◆ ACTIVITY
Below are records to be repeated exactly. Leave their pictures behind.

Data records for software interfaces:
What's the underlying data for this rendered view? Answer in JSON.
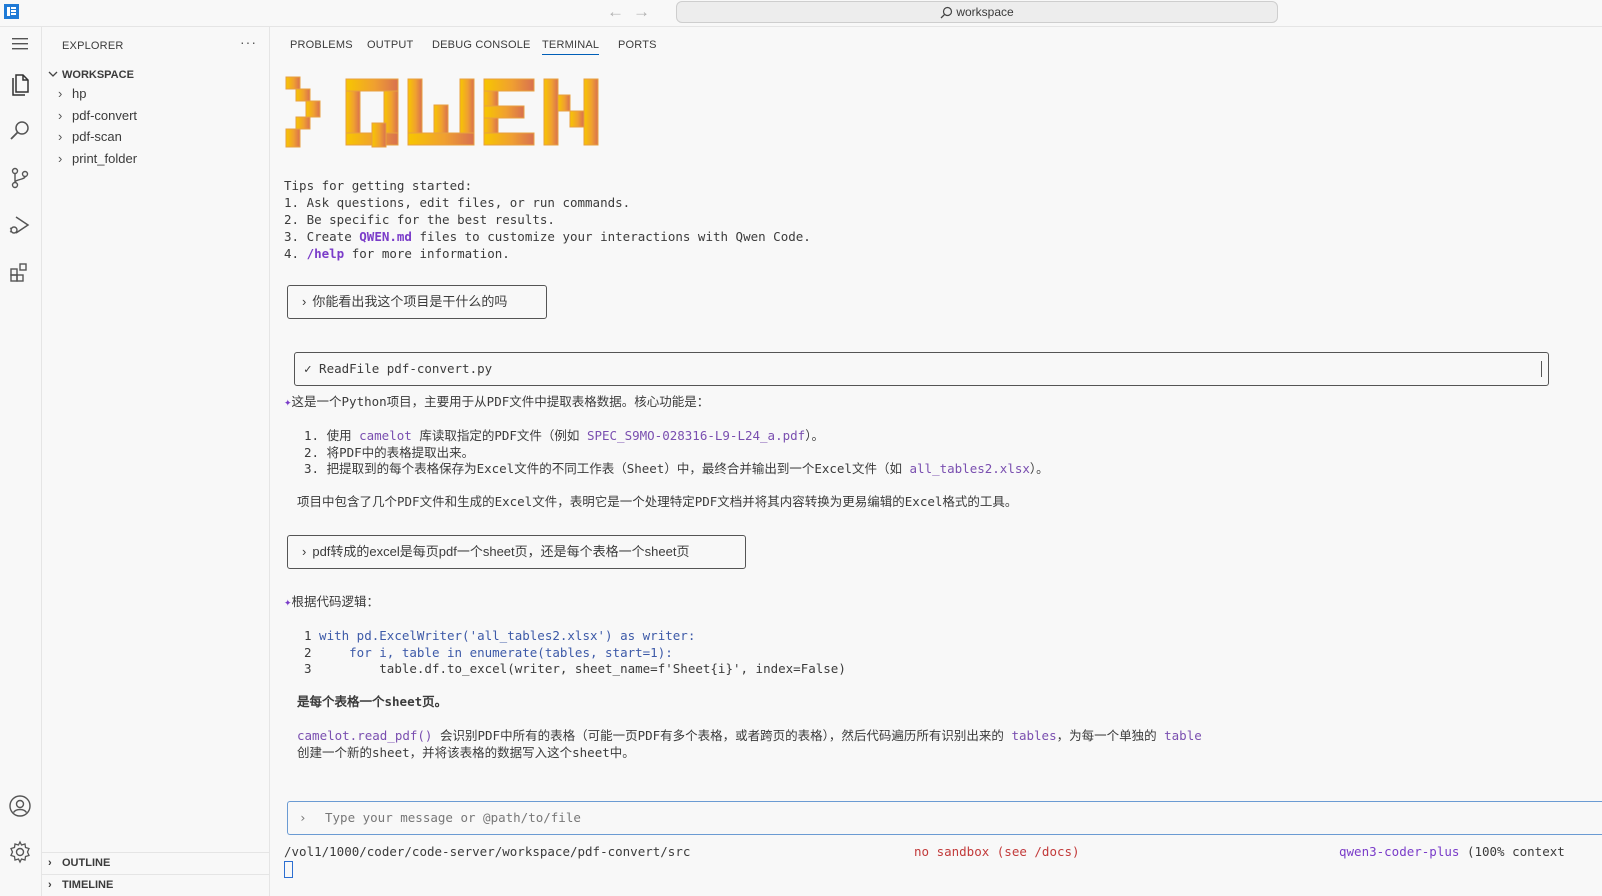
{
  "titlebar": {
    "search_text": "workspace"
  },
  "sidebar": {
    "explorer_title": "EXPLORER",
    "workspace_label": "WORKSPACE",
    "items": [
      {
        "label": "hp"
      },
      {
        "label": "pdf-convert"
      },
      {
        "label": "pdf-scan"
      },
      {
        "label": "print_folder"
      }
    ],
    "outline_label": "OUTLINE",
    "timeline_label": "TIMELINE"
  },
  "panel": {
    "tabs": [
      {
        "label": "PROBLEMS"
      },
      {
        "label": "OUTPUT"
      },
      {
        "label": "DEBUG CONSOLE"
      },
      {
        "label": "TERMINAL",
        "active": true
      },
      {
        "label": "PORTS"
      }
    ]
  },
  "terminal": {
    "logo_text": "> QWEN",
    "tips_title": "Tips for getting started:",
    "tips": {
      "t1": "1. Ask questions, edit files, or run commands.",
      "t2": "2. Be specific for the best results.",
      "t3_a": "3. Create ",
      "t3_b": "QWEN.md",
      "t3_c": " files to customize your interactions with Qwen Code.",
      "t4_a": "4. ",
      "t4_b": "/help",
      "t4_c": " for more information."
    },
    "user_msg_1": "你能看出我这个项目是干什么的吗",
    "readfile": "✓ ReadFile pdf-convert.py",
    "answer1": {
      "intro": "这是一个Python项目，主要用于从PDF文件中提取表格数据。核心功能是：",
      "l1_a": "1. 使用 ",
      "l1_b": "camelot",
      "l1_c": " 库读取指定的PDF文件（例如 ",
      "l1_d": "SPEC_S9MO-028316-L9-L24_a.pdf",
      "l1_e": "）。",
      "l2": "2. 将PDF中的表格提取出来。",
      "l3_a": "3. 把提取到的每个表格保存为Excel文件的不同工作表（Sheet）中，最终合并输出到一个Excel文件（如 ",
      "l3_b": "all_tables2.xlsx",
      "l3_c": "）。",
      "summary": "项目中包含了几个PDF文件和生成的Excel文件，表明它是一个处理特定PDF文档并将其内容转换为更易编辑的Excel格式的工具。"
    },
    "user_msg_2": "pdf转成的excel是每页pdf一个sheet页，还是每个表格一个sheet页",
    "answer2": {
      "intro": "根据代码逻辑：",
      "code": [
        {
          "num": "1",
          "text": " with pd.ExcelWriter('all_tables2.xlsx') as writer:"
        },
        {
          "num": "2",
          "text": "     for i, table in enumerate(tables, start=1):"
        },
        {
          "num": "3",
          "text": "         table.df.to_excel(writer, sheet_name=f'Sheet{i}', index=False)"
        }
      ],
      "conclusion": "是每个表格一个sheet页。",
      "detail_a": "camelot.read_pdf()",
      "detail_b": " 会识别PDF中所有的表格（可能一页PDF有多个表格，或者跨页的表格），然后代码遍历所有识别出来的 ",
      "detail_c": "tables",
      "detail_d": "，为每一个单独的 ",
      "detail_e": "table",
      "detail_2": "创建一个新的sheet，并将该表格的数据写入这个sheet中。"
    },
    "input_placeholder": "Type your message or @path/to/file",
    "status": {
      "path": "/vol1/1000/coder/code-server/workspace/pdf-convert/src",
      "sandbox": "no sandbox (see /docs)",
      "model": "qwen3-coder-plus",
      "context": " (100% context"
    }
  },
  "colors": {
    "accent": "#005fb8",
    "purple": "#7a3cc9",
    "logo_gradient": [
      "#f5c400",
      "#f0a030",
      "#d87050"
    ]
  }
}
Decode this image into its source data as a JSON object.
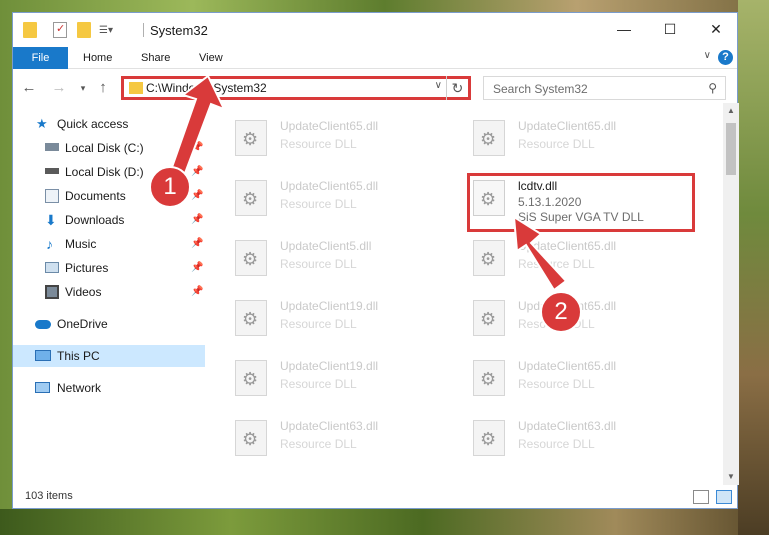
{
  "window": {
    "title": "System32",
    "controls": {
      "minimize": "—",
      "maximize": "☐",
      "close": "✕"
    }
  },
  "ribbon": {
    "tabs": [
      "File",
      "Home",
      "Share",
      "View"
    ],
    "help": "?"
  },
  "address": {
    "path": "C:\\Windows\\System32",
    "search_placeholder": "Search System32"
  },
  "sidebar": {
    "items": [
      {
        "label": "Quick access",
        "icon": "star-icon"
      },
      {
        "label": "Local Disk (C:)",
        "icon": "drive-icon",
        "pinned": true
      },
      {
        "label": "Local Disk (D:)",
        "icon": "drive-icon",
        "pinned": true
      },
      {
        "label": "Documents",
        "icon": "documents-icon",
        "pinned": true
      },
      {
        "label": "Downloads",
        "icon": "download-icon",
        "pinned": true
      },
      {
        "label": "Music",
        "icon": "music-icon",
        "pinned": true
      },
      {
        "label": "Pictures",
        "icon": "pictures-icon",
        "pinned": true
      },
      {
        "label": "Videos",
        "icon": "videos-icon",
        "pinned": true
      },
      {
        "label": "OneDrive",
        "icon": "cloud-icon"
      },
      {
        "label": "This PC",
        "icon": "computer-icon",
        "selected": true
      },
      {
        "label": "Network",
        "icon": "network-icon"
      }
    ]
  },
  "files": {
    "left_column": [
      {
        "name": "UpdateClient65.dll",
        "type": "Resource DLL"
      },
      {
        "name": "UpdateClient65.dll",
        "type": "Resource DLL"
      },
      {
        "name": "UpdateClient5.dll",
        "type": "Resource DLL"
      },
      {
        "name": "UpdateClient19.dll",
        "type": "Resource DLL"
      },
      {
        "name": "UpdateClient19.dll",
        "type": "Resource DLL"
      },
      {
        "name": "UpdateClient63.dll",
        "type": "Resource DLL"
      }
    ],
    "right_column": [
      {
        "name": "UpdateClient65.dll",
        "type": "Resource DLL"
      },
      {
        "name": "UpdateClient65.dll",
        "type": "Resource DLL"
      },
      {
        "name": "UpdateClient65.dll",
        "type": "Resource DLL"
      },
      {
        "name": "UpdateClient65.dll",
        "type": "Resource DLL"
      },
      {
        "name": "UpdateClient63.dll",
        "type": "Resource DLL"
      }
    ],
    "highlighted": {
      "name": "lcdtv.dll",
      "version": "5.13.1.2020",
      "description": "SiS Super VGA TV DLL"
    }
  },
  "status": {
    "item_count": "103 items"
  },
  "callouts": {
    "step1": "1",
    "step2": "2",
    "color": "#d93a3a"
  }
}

◆ ANSWER FOR THE TASK
What's the underlying data for this rendered view? Answer in JSON.
{
  "titlebar": {
    "search_text": "workspace"
  },
  "sidebar": {
    "explorer_title": "EXPLORER",
    "workspace_label": "WORKSPACE",
    "items": [
      {
        "label": "hp"
      },
      {
        "label": "pdf-convert"
      },
      {
        "label": "pdf-scan"
      },
      {
        "label": "print_folder"
      }
    ],
    "outline_label": "OUTLINE",
    "timeline_label": "TIMELINE"
  },
  "panel": {
    "tabs": [
      {
        "label": "PROBLEMS"
      },
      {
        "label": "OUTPUT"
      },
      {
        "label": "DEBUG CONSOLE"
      },
      {
        "label": "TERMINAL",
        "active": true
      },
      {
        "label": "PORTS"
      }
    ]
  },
  "terminal": {
    "logo_text": "> QWEN",
    "tips_title": "Tips for getting started:",
    "tips": {
      "t1": "1. Ask questions, edit files, or run commands.",
      "t2": "2. Be specific for the best results.",
      "t3_a": "3. Create ",
      "t3_b": "QWEN.md",
      "t3_c": " files to customize your interactions with Qwen Code.",
      "t4_a": "4. ",
      "t4_b": "/help",
      "t4_c": " for more information."
    },
    "user_msg_1": "你能看出我这个项目是干什么的吗",
    "readfile": "✓ ReadFile pdf-convert.py",
    "answer1": {
      "intro": "这是一个Python项目，主要用于从PDF文件中提取表格数据。核心功能是：",
      "l1_a": "1. 使用 ",
      "l1_b": "camelot",
      "l1_c": " 库读取指定的PDF文件（例如 ",
      "l1_d": "SPEC_S9MO-028316-L9-L24_a.pdf",
      "l1_e": "）。",
      "l2": "2. 将PDF中的表格提取出来。",
      "l3_a": "3. 把提取到的每个表格保存为Excel文件的不同工作表（Sheet）中，最终合并输出到一个Excel文件（如 ",
      "l3_b": "all_tables2.xlsx",
      "l3_c": "）。",
      "summary": "项目中包含了几个PDF文件和生成的Excel文件，表明它是一个处理特定PDF文档并将其内容转换为更易编辑的Excel格式的工具。"
    },
    "user_msg_2": "pdf转成的excel是每页pdf一个sheet页，还是每个表格一个sheet页",
    "answer2": {
      "intro": "根据代码逻辑：",
      "code": [
        {
          "num": "1",
          "text": " with pd.ExcelWriter('all_tables2.xlsx') as writer:"
        },
        {
          "num": "2",
          "text": "     for i, table in enumerate(tables, start=1):"
        },
        {
          "num": "3",
          "text": "         table.df.to_excel(writer, sheet_name=f'Sheet{i}', index=False)"
        }
      ],
      "conclusion": "是每个表格一个sheet页。",
      "detail_a": "camelot.read_pdf()",
      "detail_b": " 会识别PDF中所有的表格（可能一页PDF有多个表格，或者跨页的表格），然后代码遍历所有识别出来的 ",
      "detail_c": "tables",
      "detail_d": "，为每一个单独的 ",
      "detail_e": "table",
      "detail_2": "创建一个新的sheet，并将该表格的数据写入这个sheet中。"
    },
    "input_placeholder": "Type your message or @path/to/file",
    "status": {
      "path": "/vol1/1000/coder/code-server/workspace/pdf-convert/src",
      "sandbox": "no sandbox (see /docs)",
      "model": "qwen3-coder-plus",
      "context": " (100% context"
    }
  },
  "colors": {
    "accent": "#005fb8",
    "purple": "#7a3cc9",
    "logo_gradient": [
      "#f5c400",
      "#f0a030",
      "#d87050"
    ]
  }
}
Decode this image into its source data as a JSON object.
{
  "window": {
    "title": "System32",
    "controls": {
      "minimize": "—",
      "maximize": "☐",
      "close": "✕"
    }
  },
  "ribbon": {
    "tabs": [
      "File",
      "Home",
      "Share",
      "View"
    ],
    "help": "?"
  },
  "address": {
    "path": "C:\\Windows\\System32",
    "search_placeholder": "Search System32"
  },
  "sidebar": {
    "items": [
      {
        "label": "Quick access",
        "icon": "star-icon"
      },
      {
        "label": "Local Disk (C:)",
        "icon": "drive-icon",
        "pinned": true
      },
      {
        "label": "Local Disk (D:)",
        "icon": "drive-icon",
        "pinned": true
      },
      {
        "label": "Documents",
        "icon": "documents-icon",
        "pinned": true
      },
      {
        "label": "Downloads",
        "icon": "download-icon",
        "pinned": true
      },
      {
        "label": "Music",
        "icon": "music-icon",
        "pinned": true
      },
      {
        "label": "Pictures",
        "icon": "pictures-icon",
        "pinned": true
      },
      {
        "label": "Videos",
        "icon": "videos-icon",
        "pinned": true
      },
      {
        "label": "OneDrive",
        "icon": "cloud-icon"
      },
      {
        "label": "This PC",
        "icon": "computer-icon",
        "selected": true
      },
      {
        "label": "Network",
        "icon": "network-icon"
      }
    ]
  },
  "files": {
    "left_column": [
      {
        "name": "UpdateClient65.dll",
        "type": "Resource DLL"
      },
      {
        "name": "UpdateClient65.dll",
        "type": "Resource DLL"
      },
      {
        "name": "UpdateClient5.dll",
        "type": "Resource DLL"
      },
      {
        "name": "UpdateClient19.dll",
        "type": "Resource DLL"
      },
      {
        "name": "UpdateClient19.dll",
        "type": "Resource DLL"
      },
      {
        "name": "UpdateClient63.dll",
        "type": "Resource DLL"
      }
    ],
    "right_column": [
      {
        "name": "UpdateClient65.dll",
        "type": "Resource DLL"
      },
      {
        "name": "UpdateClient65.dll",
        "type": "Resource DLL"
      },
      {
        "name": "UpdateClient65.dll",
        "type": "Resource DLL"
      },
      {
        "name": "UpdateClient65.dll",
        "type": "Resource DLL"
      },
      {
        "name": "UpdateClient63.dll",
        "type": "Resource DLL"
      }
    ],
    "highlighted": {
      "name": "lcdtv.dll",
      "version": "5.13.1.2020",
      "description": "SiS Super VGA TV DLL"
    }
  },
  "status": {
    "item_count": "103 items"
  },
  "callouts": {
    "step1": "1",
    "step2": "2",
    "color": "#d93a3a"
  }
}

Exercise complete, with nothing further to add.